Take from the listing each line that has the string "году".

^^^^^^^^

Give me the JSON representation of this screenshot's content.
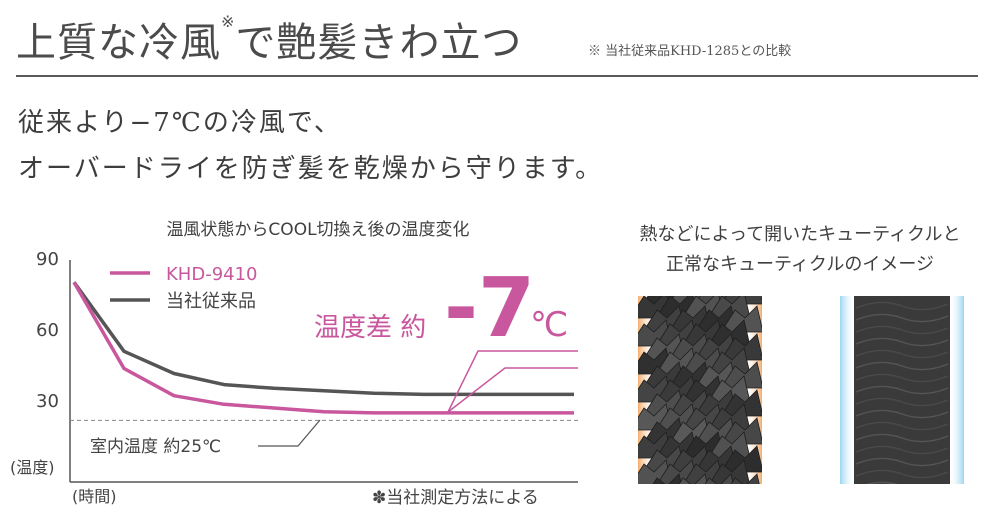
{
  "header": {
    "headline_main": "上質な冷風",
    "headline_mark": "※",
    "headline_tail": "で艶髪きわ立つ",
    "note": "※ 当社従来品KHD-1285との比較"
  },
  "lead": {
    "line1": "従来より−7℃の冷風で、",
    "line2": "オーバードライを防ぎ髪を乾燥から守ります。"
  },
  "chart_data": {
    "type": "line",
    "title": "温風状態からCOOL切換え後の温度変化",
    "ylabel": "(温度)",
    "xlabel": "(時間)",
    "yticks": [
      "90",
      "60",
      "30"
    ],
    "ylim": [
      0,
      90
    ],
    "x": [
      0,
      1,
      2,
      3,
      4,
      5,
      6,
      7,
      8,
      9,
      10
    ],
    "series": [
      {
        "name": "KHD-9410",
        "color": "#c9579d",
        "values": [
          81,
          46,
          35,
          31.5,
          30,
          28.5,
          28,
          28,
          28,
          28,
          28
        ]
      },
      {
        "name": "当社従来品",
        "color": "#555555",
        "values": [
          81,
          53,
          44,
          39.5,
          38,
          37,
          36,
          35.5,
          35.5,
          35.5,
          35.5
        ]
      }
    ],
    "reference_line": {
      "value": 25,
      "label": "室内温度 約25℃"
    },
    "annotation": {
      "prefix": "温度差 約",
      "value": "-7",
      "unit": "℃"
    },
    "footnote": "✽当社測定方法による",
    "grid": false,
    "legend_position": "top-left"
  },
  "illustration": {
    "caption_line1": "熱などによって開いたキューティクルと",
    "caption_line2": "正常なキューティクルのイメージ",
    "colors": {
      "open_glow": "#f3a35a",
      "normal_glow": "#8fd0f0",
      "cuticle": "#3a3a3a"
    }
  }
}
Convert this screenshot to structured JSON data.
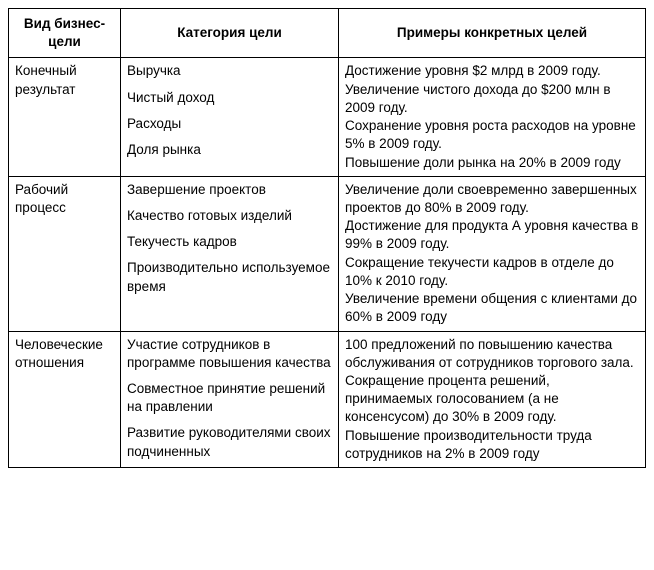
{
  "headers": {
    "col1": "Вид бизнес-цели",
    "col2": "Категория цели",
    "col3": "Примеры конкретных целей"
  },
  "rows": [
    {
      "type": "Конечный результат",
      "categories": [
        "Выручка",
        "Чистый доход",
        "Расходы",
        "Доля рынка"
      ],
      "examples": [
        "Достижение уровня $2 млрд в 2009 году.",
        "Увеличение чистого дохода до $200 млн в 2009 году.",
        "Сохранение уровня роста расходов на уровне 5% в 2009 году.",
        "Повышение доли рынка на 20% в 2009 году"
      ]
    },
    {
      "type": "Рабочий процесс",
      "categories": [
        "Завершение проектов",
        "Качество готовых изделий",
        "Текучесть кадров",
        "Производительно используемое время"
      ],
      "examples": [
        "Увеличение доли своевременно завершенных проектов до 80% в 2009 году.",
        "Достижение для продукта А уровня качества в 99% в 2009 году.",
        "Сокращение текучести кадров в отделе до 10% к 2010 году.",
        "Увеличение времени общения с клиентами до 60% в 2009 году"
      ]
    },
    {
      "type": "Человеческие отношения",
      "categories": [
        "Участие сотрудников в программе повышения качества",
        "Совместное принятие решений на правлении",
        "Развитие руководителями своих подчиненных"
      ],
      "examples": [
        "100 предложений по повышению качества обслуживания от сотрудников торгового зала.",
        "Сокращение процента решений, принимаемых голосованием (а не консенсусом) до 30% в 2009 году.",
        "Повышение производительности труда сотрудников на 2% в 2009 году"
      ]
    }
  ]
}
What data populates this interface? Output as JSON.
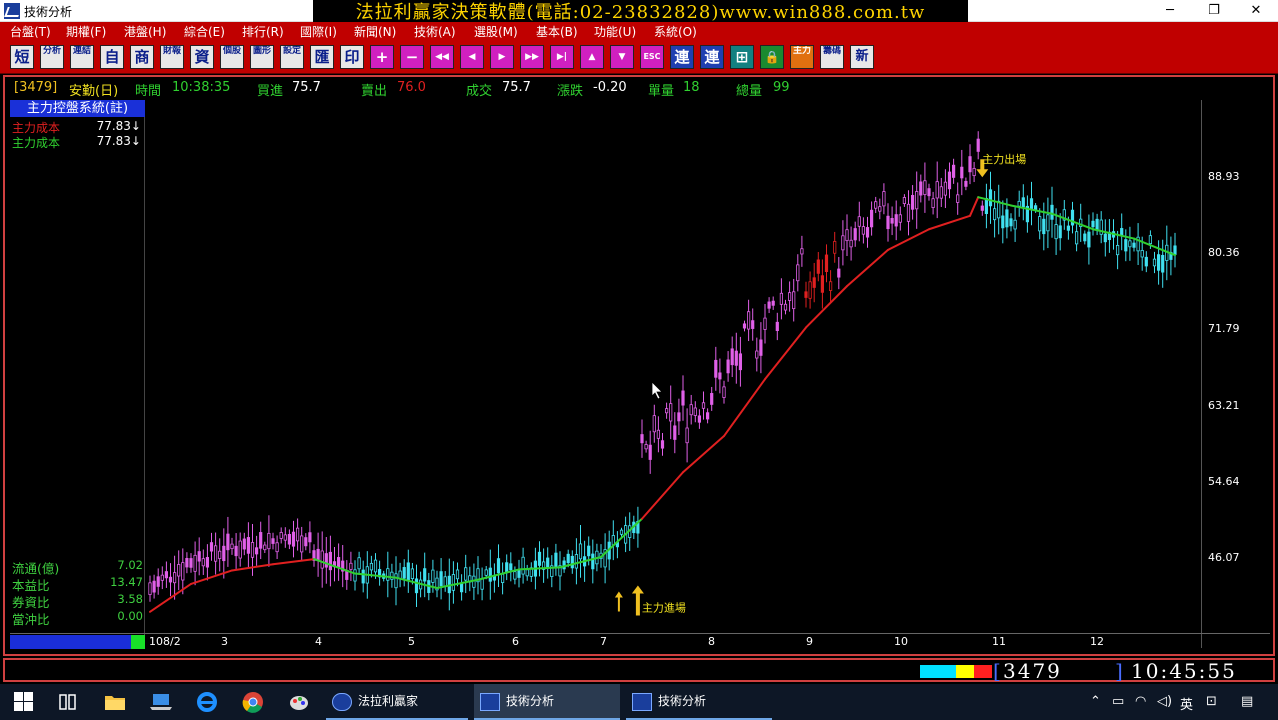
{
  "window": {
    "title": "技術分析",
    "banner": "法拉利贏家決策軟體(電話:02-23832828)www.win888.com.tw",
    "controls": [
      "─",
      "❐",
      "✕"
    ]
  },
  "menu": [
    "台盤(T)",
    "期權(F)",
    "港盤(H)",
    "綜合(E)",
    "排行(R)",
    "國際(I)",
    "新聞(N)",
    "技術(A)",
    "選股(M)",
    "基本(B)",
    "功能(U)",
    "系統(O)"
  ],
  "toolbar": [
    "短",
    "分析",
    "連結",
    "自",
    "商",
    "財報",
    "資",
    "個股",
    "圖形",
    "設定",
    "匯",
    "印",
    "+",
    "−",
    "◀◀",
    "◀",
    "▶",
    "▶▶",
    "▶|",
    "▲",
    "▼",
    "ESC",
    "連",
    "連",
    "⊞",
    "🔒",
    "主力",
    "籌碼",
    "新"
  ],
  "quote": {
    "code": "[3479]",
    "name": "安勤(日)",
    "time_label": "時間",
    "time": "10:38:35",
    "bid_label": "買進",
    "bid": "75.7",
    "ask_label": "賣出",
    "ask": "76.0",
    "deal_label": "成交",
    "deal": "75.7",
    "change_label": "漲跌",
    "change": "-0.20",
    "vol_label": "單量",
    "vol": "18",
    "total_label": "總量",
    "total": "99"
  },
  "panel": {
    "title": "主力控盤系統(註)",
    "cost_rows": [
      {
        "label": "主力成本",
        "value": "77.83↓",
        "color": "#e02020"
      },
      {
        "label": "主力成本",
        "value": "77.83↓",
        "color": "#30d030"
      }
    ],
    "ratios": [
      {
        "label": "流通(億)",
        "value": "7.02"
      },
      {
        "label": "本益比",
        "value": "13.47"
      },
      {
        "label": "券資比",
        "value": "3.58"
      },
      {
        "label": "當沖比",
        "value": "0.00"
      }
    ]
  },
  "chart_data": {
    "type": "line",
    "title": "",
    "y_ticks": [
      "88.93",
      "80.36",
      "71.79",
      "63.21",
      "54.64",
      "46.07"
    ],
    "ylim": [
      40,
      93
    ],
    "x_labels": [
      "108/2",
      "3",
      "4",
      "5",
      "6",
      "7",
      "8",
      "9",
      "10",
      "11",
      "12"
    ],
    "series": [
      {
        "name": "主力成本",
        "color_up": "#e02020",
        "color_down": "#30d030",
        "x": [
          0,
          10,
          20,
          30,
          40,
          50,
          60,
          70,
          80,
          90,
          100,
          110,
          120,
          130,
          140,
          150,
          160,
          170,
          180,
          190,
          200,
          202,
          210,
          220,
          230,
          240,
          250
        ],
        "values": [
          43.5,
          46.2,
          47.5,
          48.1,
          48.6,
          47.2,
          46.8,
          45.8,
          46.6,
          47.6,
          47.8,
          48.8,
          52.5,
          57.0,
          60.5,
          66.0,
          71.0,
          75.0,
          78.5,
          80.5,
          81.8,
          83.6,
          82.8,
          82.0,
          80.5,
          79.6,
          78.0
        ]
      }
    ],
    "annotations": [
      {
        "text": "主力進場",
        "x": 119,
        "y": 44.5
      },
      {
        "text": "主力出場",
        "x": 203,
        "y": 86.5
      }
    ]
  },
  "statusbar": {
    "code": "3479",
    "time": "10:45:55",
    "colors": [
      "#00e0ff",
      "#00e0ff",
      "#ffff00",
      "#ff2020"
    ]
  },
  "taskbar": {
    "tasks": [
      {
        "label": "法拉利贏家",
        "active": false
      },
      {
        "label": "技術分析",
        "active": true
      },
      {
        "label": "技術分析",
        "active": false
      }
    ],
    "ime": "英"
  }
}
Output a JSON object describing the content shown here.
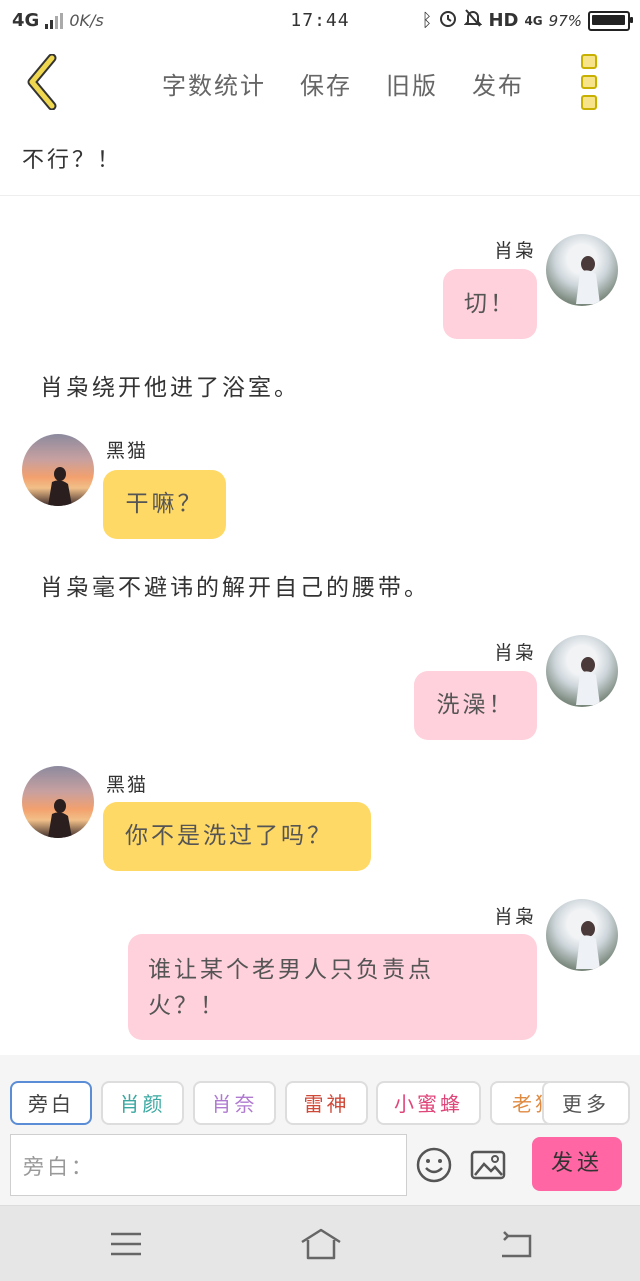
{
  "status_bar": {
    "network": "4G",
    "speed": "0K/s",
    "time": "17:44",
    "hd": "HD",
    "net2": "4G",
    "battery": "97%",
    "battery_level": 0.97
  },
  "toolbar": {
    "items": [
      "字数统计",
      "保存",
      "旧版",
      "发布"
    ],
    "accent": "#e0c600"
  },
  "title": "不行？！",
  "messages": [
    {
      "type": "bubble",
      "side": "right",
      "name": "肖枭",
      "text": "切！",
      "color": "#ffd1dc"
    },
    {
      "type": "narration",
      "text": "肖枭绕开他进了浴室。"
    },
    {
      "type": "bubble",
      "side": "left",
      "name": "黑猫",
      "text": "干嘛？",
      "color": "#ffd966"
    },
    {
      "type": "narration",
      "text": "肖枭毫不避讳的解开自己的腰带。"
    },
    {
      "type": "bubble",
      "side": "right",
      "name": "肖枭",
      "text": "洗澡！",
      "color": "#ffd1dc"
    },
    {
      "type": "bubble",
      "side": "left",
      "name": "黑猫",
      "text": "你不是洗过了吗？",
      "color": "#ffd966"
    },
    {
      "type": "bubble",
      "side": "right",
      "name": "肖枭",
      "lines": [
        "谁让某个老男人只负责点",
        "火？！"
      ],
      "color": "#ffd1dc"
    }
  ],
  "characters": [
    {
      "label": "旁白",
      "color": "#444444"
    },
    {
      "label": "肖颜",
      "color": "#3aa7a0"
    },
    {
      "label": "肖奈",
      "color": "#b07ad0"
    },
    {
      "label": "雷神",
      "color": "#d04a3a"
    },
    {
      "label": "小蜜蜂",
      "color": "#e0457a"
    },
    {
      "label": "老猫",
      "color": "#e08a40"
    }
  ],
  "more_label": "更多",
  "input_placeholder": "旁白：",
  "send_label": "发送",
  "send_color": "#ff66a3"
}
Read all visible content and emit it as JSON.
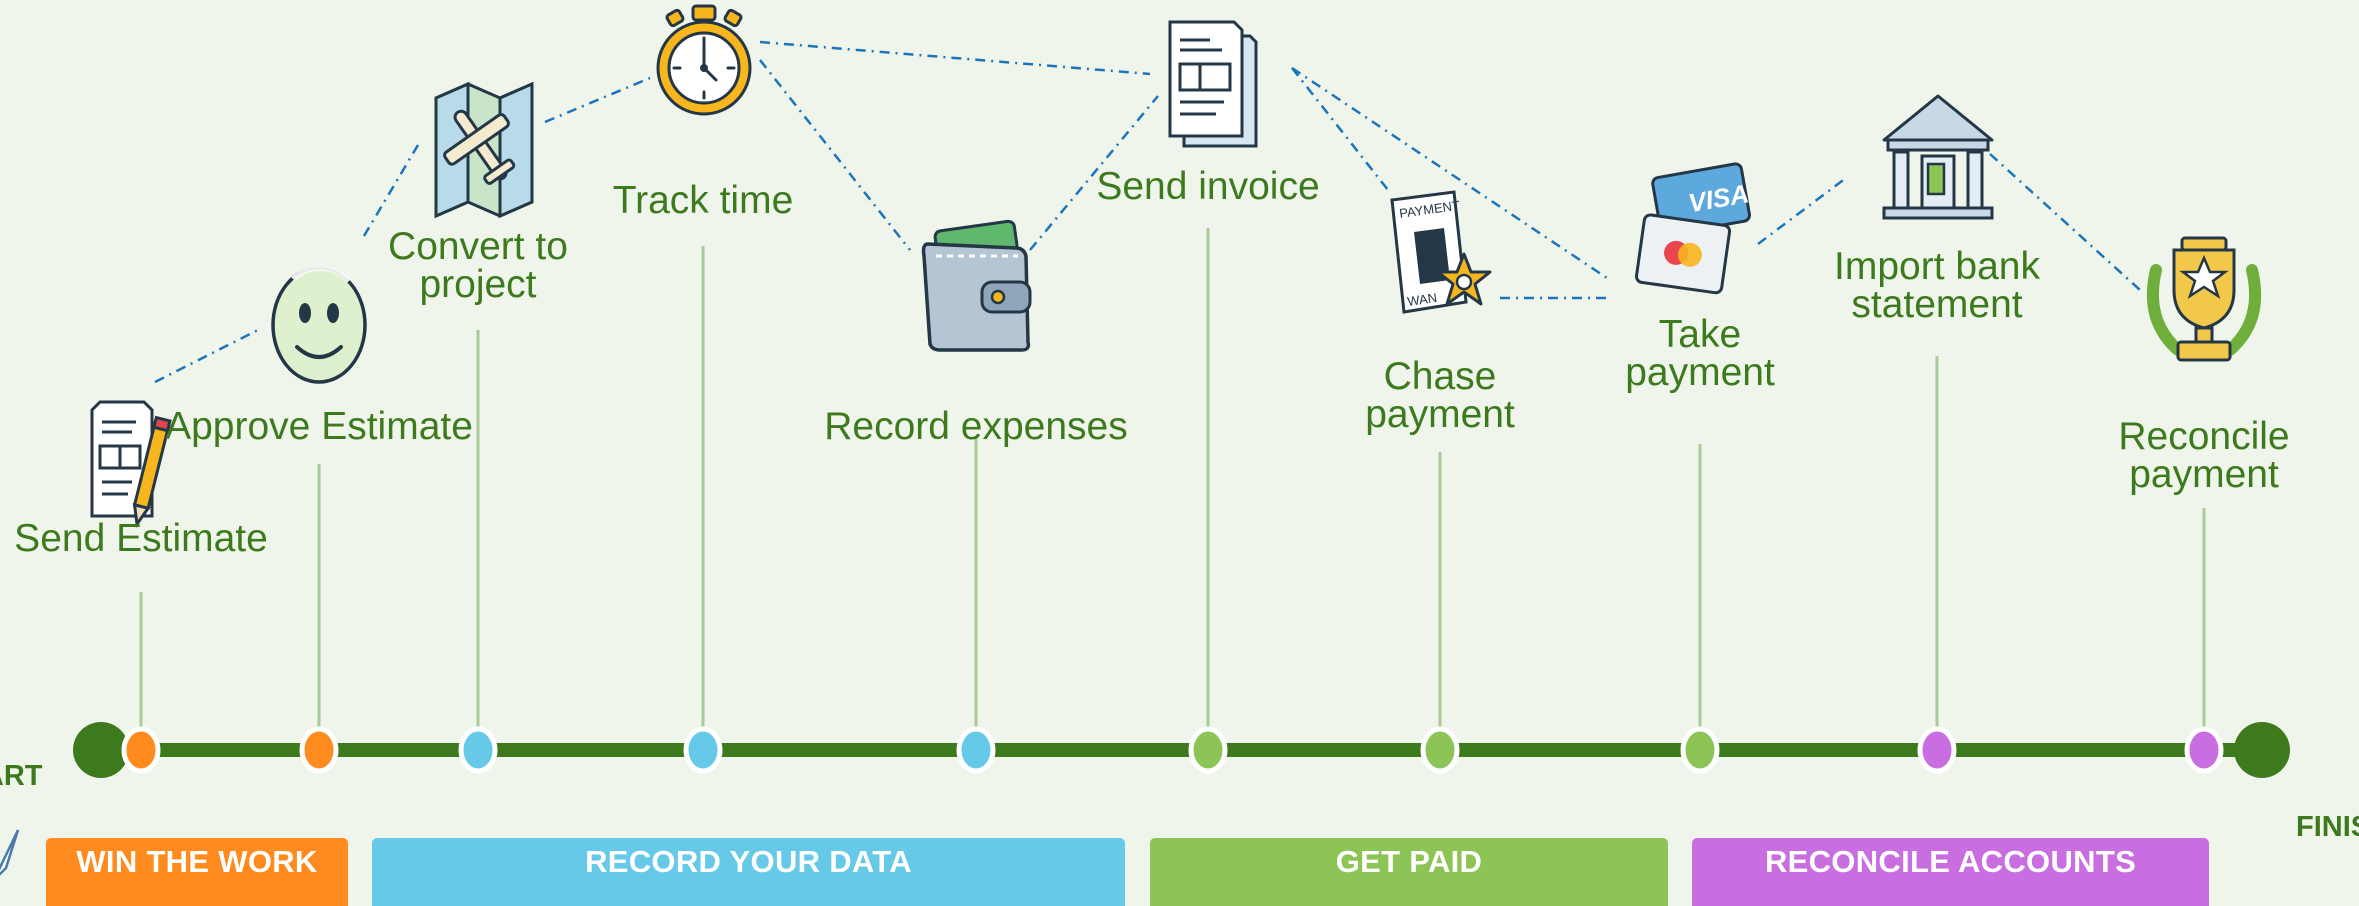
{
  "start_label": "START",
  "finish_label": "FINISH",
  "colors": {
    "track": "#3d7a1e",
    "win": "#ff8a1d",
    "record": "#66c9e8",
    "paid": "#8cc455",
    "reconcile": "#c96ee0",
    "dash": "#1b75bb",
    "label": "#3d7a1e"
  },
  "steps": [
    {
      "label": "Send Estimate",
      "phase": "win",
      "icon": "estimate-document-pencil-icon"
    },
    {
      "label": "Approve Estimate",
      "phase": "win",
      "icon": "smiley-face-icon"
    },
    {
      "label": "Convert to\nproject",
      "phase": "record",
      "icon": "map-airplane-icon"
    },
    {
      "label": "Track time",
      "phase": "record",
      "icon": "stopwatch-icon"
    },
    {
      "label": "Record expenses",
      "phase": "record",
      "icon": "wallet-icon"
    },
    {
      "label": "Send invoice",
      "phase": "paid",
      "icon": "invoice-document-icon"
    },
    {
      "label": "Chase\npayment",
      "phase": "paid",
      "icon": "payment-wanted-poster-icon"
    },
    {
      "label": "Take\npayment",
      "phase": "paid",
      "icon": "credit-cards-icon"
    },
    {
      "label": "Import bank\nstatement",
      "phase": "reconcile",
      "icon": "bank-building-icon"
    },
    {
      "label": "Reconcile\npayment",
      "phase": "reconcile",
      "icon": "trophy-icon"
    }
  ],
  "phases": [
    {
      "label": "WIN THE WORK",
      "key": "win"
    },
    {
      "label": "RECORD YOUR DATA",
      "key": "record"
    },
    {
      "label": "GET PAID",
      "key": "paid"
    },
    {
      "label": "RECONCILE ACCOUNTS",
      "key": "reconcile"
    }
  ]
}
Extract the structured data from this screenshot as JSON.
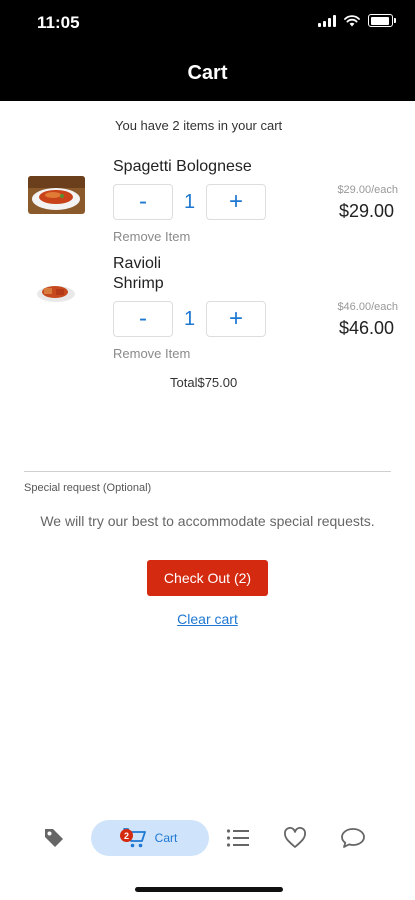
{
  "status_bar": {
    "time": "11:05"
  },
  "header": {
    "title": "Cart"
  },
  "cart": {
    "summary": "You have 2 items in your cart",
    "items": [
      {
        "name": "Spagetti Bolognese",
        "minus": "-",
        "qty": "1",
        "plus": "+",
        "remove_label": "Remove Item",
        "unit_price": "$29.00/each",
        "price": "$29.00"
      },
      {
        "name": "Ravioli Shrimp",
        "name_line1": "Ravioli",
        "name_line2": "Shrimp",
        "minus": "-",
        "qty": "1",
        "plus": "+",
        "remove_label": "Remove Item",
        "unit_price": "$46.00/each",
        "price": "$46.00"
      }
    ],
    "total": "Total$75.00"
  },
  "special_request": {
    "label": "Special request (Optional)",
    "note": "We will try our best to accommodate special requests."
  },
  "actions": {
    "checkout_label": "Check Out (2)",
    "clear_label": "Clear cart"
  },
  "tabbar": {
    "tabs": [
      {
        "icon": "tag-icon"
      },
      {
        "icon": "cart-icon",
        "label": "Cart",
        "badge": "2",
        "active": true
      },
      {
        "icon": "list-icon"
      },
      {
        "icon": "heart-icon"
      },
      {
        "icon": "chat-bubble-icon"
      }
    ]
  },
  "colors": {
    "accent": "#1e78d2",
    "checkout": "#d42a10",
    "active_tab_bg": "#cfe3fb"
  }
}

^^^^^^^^

▶ RESULT FOR THIS EXERCISE:
        "Достижение уровня $2 млрд в 2009 году.",
        "Увеличение чистого дохода до $200 млн в 2009 году.",
        "Сохранение уровня роста расходов на уровне 5% в 2009 году.",
        "Повышение доли рынка на 20% в 2009 году"
        "Увеличение доли своевременно завершенных проектов до 80% в 2009 году.",
        "Достижение для продукта А уровня качества в 99% в 2009 году.",
        "Сокращение текучести кадров в отделе до 10% к 2010 году.",
        "Увеличение времени общения с клиентами до 60% в 2009 году"
        "Сокращение процента решений, принимаемых голосованием (а не консенсусом) до 30% в 2009 году.",
        "Повышение производительности труда сотрудников на 2% в 2009 году"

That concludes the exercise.